Why I want to move to Trentham
One of the stranger sights in Trentham. By a local artist.
After visiting the tiny hamlet of Trentham you will probably stare longingly at the properties in the real estate agent's window because you can't help thinking, "Gee this is such a great place to visit, I wouldn't mind living here."
And because Trentham is mid-way between Woodend and Daylesford, approximately an hours drive from Melbourne, it wouldn't be so far-fetched.
Coffee and a Bun at Red Beard Bakery
Number one reason for me would have to be the coffee. Here is a country town where you could wake up every morning, walk down the street, buy the paper and then have a really good brew. Red Beard Bakery, where I love to go for coffee, won't even compromise on the milk. "Could I have a skinny cap please?" "No, we only use full cream milk."
I am glad they are sticklers because their coffee tastes wonderful - even better with one of their cinnamon and sugar encrusted buns.
Red Beard is doing for Trentham what the Castlemaine bakery did for Castlemaine -- putting a previously little-known township on the tourist map. Word of mouth travels faster than a red Ferrari down the freeway.
Red Beard Bakery uses a Scotch oven that dates back to 1892 to bake their perfect sour dough bread, but that is only one of the historical aspects of this fascinating little township.
There are the remains of old gold diggings scattered throughout the surrounding bush. There is an old police station and slab lock-up in Camp Street behind the modern police station. There are also two original Bills horse troughs in Trentham, one near the rotunda and the other by the old butcher's shop in Market Street near High Street.
The Trentham Historical Society have published local history booklets including 'Take a Walk Around Trentham'. These are available at the news agency and the Information Centre at the old railway station.
Walk the Old Railway Line
The Domino Trail is an easy eight kilometre walk that follows the old railway line from the Trentham heritage listed railway station (no longer in use) into the Wombat Forest. The trail loops around and returns to the station, or you can continue on to Lyonville along the old railway route. This is great for cyclists as well. There is a great pub their called Radio Spings Hotel, which claims to be the centre of the universe and I do believe it is.
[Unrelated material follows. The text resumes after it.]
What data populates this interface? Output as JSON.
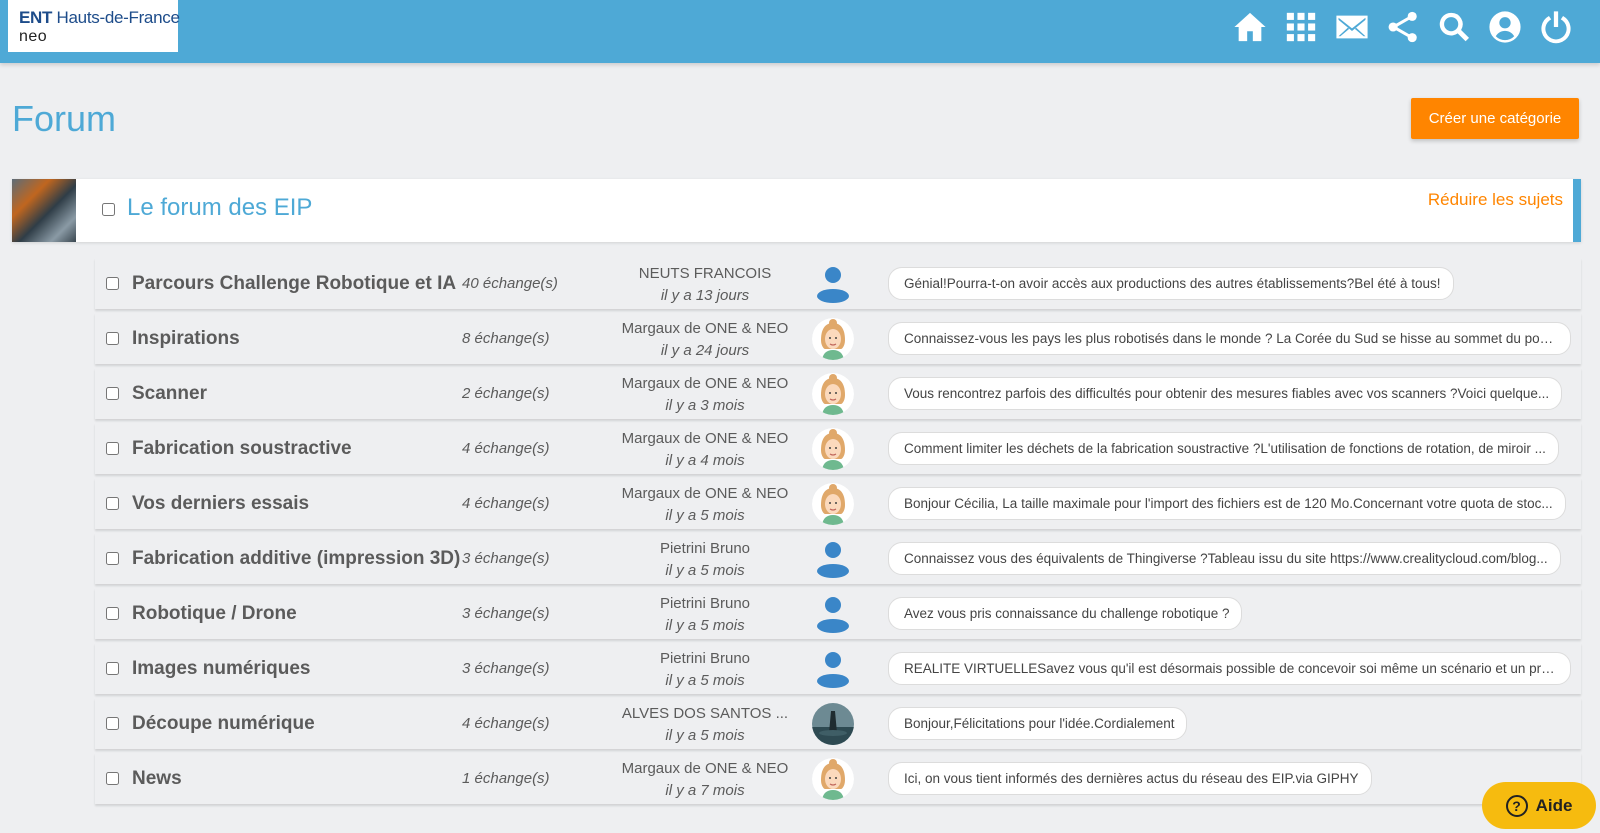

Most falls in Victoria are mere trickles. Trentham Falls on the other hand is the highest single drop in the state so you can be assured of plenty of splash as they plummet 32 metres over the basalt cliffs. Quite a sight.
The main drag is an eclectic mix of great restaurants, vintage stores and cafes. In and just off the main street, you will find all kinds of boutique shops, crafts, antique shops, and artisan galleries. Annie Smithers' new cafe du Fermier serves French farmhouse cuisine. There is the Cosmopolitan Hotel, which was damaged in 2005 by fire, that they are doing up beautifully, starting with a new bar in the old stables. They also offer free live music on Sunday afternoons
Chaplins at the Muse is worth a visit not only for the great coffee but for the local tasting plate which includes chorizo sausage, proscuitto, Meredith's goat's cheese, red chilli jam, home made pickled artichokes and RedBeard sourdough bread.
It sets you up for the local produce market so you know what foodstuffs to buy
Visit a market
Trentham has three different markets On the third Saturday of each month there is a craft market at the station where they sell all kinds of creative stuff including garden ornaments, soaps, handknits, wooden toys, kids clothes, and scatter cushions. This is aptly called Trenthamade. Also on the thirrd Saturday of every month, you'll find local and organic produce at the Farmer's Market such as dairy and goat's cheeses, eggs, preserves, olive products, fruit and locally brewed beer. A Trash & Treasure market operates on the fourth Sunday of the month.
Plenty to do, plenty to chew and only an hour from the city.